I went to a fairly small high school. I knew everyone in my class, along with most of the kids in the three years before and three years after I graduated. Give me a few minutes and I’ll name’em all. I knew their siblings and their parents.

The funny thing is that I guess my memory isn’t as good as I thought. I get friend requests from people I don’t remember until I look them up in the yearbook. I can’t remember who were siblings and who were cousins. Some people I remember well from grade school but was surprised to learn they were still around at graduation. Or that they weren’t. Looking through the yearbook, I’m shocked to see how many people I haven’t thought about at all since we left. I knew all these kids. Didn’t I?

So I have renewed close friendships, happily made new ones, dug out old pictures and newspapers, and rebooted my memory. I’ve chatted long into the night with some people, while I may just leave birthday wishes on the walls of others. I admire all the children and (GASP!) grandchildren, and pray for parents who are getting along in years. As I see my own children growing up and preparing to leave high school behind, I’m learning to cherish that time.

The best part is that it’s not at all like high school.
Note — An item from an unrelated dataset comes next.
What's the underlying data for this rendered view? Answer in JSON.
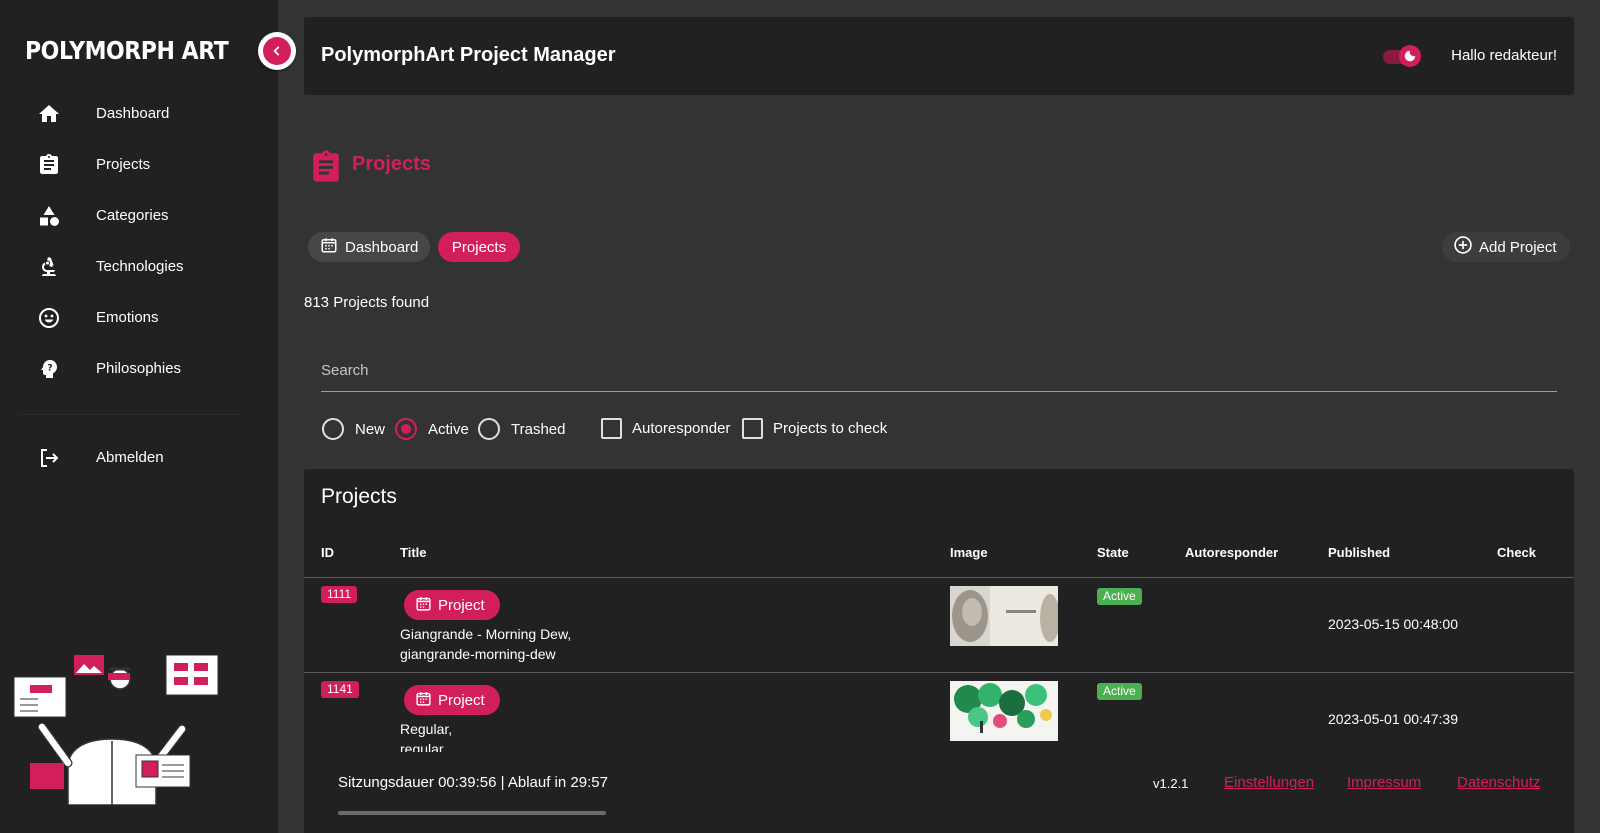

We share a history, which gives a foundation to new friendships. Some of us share specific stories and memories. But the petty things which kept us in our separate cliques, the insecurities that kept us from talking to someone different from us, the jealousies that kept us from being happy for someone else’s success, are gone. We don’t have to keep up an image anymore—the jock, the good girl, the brain, the doper. We’re not the Breakfast Club anymore. The dumb kids aren’t dumb. The pretty girls are still pretty, even if they’re chubby now. The jocks have brains and the brains are coaching their kids. And we all have real feelings and dreams.

So here’s an apology for any hurt feelings I caused. Some forgiveness for hurts done to me. A thank you for little acts of kindness and a promise that if I ever get rich, I’ll buy pizza at Fred’s for everyone to pay back all the pizza I bummed when I was broke. I was blessed to have such friends when I was growing up. I’m blessed now to have them back.

Lost in Automation

Wednesday, June 10th, 2009

I am on medication for high blood pressure. My insurance company pays part of the cost for this medicine, and that’s nice. They also send me fliers and magazines and emails about wellness, which include ideas on lowering blood pressure without medicine-smart, since if I quit taking it, they won’t be paying for it. I have a suggestion to help them with this endeavor. HIRE AN OPERATOR!

Yes, today I called my insurance company. The woman who answered the phone had a fairly pleasant voice with a flat mid-western accent. She greeted me nicely and asked if I was a provider or a patient. That’s when my blood pressure started to rise. I REFUSE to speak to a computer as if it were a real person. Sorry, I’m not going to do it. If a computer is going to answer the phone and route my call, it should be easy to tell by the “press one” list that the company is saving money by not hiring a real person to do this job (and thank you for not hiring India.) See, I also called my cellphone company today, and while I hate their menus and “press one” instructions, at least I don’t feel like an idiot. Talking to the nice fake lady makes me feel like a freak. (And no, she won’t let me bypass her questions by pressing zero. She is a tyrant.)

Once, after ranting to the poor woman who finally answered the phone, I found out that each choice the fake lady gives has a corresponding number on your phone, so yes is one, no is two, and in a list of choices, just count each one and press the number. So I no longer speak to the fake lady, ever. But there is also no “undo” among the choices, so every mistake means beginning again (para espanol, el prima DOS.)

So my health suffers a little more each time I’m forced to speak to my insurance company. My blood pressure is higher, my stroke risk soars. But that’s what insurance is for.